Matthew Kline, the 375th person I’ve met on my quest to have lunch with 500 strangers, believes in seizing opportunities when they appear – which is how he unexpectedly became the owner of an aviation business.

In 2012, Matthew and a flying buddy, Mark, were looking to buy a small plane they could fly on the weekends, and potentially rent out during the week. During their search, they heard about an aviation business owner who wanted to sell his company to his employees. Matthew and Mark were invited to join the staff buyout: so instead of purchasing one plane, they ended up becoming part-owners in a business that owned 13 of them. 

Today, Matthew and Mark own three aviation businesses – AirMed Australia, a Sydney-based air ambulance, Air Link, a Dubbo-based charter operation, and Chartair, a Darwin-based charter operation – via a group called Aviation Logistics.

Aviation Logistics employs about 270 people in multiple states and owns dozens of aircraft. Recently, the group became the first civil customer of the new Vertiia aircraft, an Australian-made hydrogen-powered plane that can take off and land vertically.

For all his success, Matthew is no brash tycoon. Rather, he’s reserved and thoughtful. Running such a large business with such a large headcount is challenging, he says. The key is to try to give the staff a sense of ownership, so they’re motivated to do great work.

Matthew has a long history of seizing opportunities and taking action.

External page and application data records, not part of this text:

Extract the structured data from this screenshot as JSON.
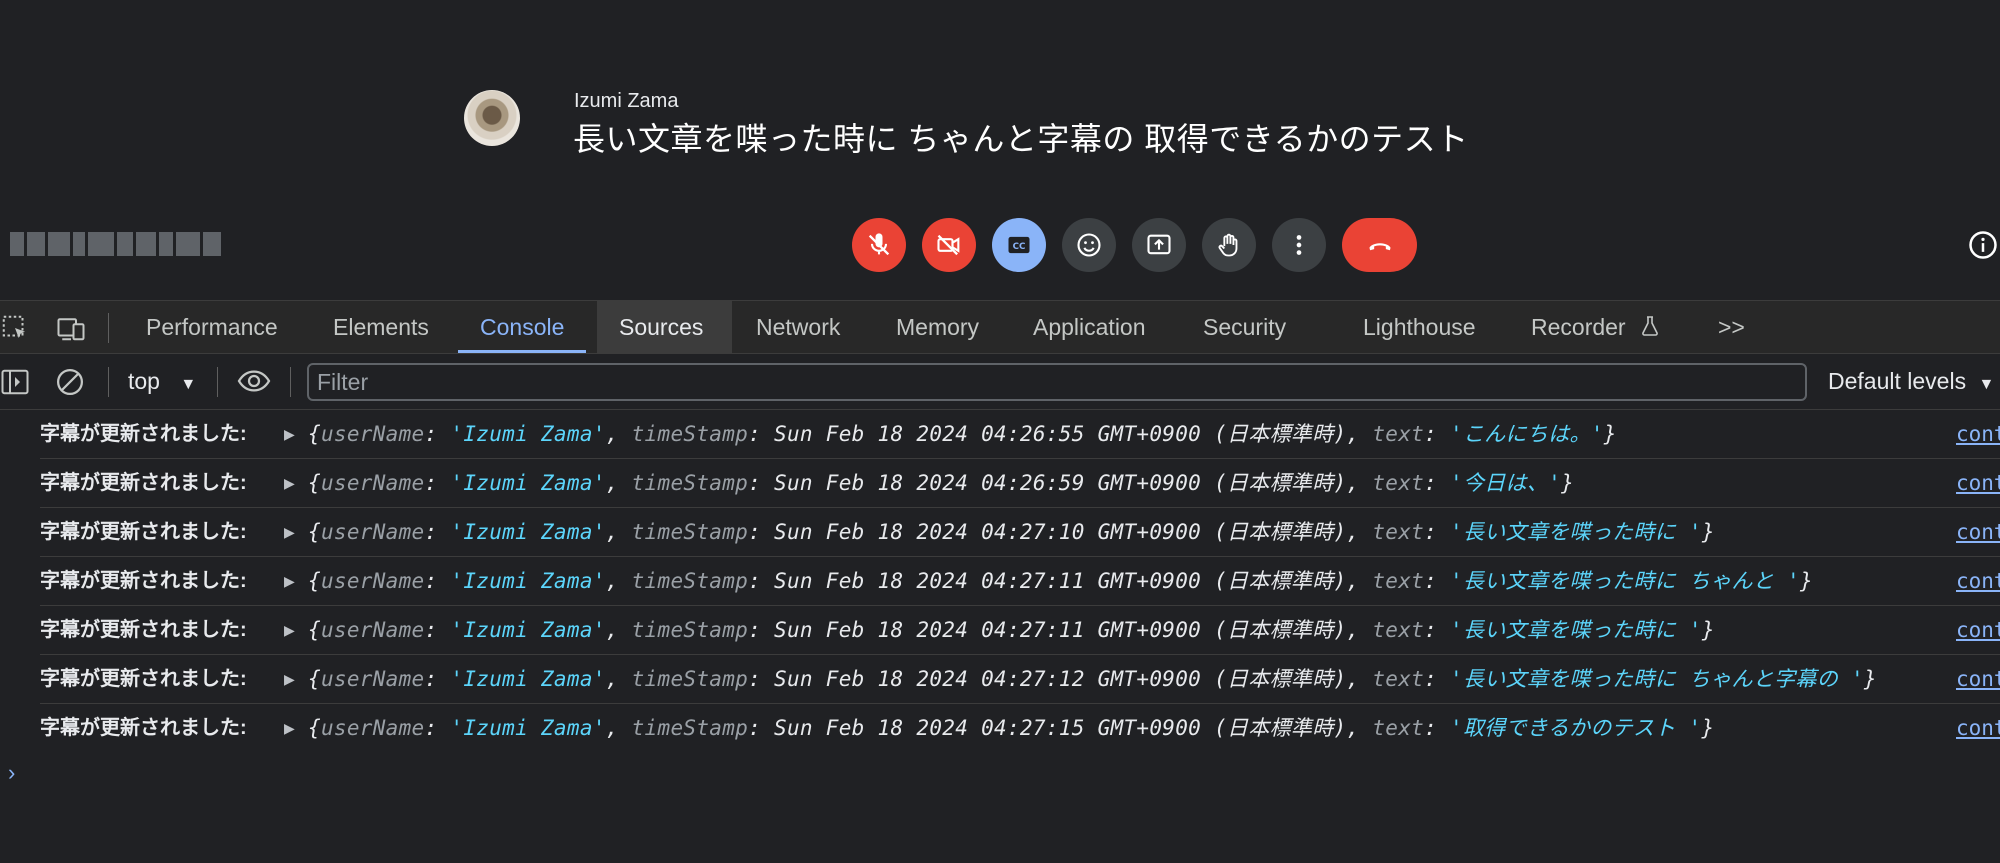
{
  "meet": {
    "speaker_name": "Izumi Zama",
    "caption": "長い文章を喋った時に ちゃんと字幕の 取得できるかのテスト",
    "controls": [
      {
        "name": "mic-off-button",
        "icon": "mic-off-icon",
        "color": "#ea4335"
      },
      {
        "name": "camera-off-button",
        "icon": "camera-off-icon",
        "color": "#ea4335"
      },
      {
        "name": "captions-button",
        "icon": "closed-captions-icon",
        "color": "#8ab4f8"
      },
      {
        "name": "reactions-button",
        "icon": "smiley-icon",
        "color": "#3c4043"
      },
      {
        "name": "present-button",
        "icon": "present-screen-icon",
        "color": "#3c4043"
      },
      {
        "name": "raise-hand-button",
        "icon": "hand-icon",
        "color": "#3c4043"
      },
      {
        "name": "more-options-button",
        "icon": "more-vert-icon",
        "color": "#3c4043"
      },
      {
        "name": "leave-call-button",
        "icon": "phone-hangup-icon",
        "color": "#ea4335"
      }
    ]
  },
  "devtools": {
    "tabs": [
      "Performance",
      "Elements",
      "Console",
      "Sources",
      "Network",
      "Memory",
      "Application",
      "Security",
      "Lighthouse",
      "Recorder"
    ],
    "active_tab": "Console",
    "hovered_tab": "Sources",
    "more_tabs": ">>",
    "context": "top",
    "filter_placeholder": "Filter",
    "levels": "Default levels",
    "prompt": "›",
    "log": {
      "prefix": "字幕が更新されました:",
      "source": "cont",
      "key_userName": "userName",
      "key_timeStamp": "timeStamp",
      "key_text": "text",
      "entries": [
        {
          "userName": "'Izumi Zama'",
          "timeStamp": "Sun Feb 18 2024 04:26:55 GMT+0900 (日本標準時)",
          "text": "'こんにちは。'"
        },
        {
          "userName": "'Izumi Zama'",
          "timeStamp": "Sun Feb 18 2024 04:26:59 GMT+0900 (日本標準時)",
          "text": "'今日は、'"
        },
        {
          "userName": "'Izumi Zama'",
          "timeStamp": "Sun Feb 18 2024 04:27:10 GMT+0900 (日本標準時)",
          "text": "'長い文章を喋った時に '"
        },
        {
          "userName": "'Izumi Zama'",
          "timeStamp": "Sun Feb 18 2024 04:27:11 GMT+0900 (日本標準時)",
          "text": "'長い文章を喋った時に ちゃんと '"
        },
        {
          "userName": "'Izumi Zama'",
          "timeStamp": "Sun Feb 18 2024 04:27:11 GMT+0900 (日本標準時)",
          "text": "'長い文章を喋った時に '"
        },
        {
          "userName": "'Izumi Zama'",
          "timeStamp": "Sun Feb 18 2024 04:27:12 GMT+0900 (日本標準時)",
          "text": "'長い文章を喋った時に ちゃんと字幕の '"
        },
        {
          "userName": "'Izumi Zama'",
          "timeStamp": "Sun Feb 18 2024 04:27:15 GMT+0900 (日本標準時)",
          "text": "'取得できるかのテスト '"
        }
      ]
    }
  }
}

When he was eight, he had the idea to manufacture diving weights: he used lead that his father scrounged from building sites, melted it on a family camping stove, poured the liquid into a mould and sold the finished product to diving shops.

A couple of years later, Matthew paid the princely sum of $800 to buy some audio-visual equipment from a teacher (on an instalment plan) and used it to run school productions. Initially, he worked for free, before the school told him to charge for his service. That hobby eventually grew into a serious business, Avsound Productions, which serviced nightclubs, gyms and other venues for more than two decades, before Matthew moved into aviation.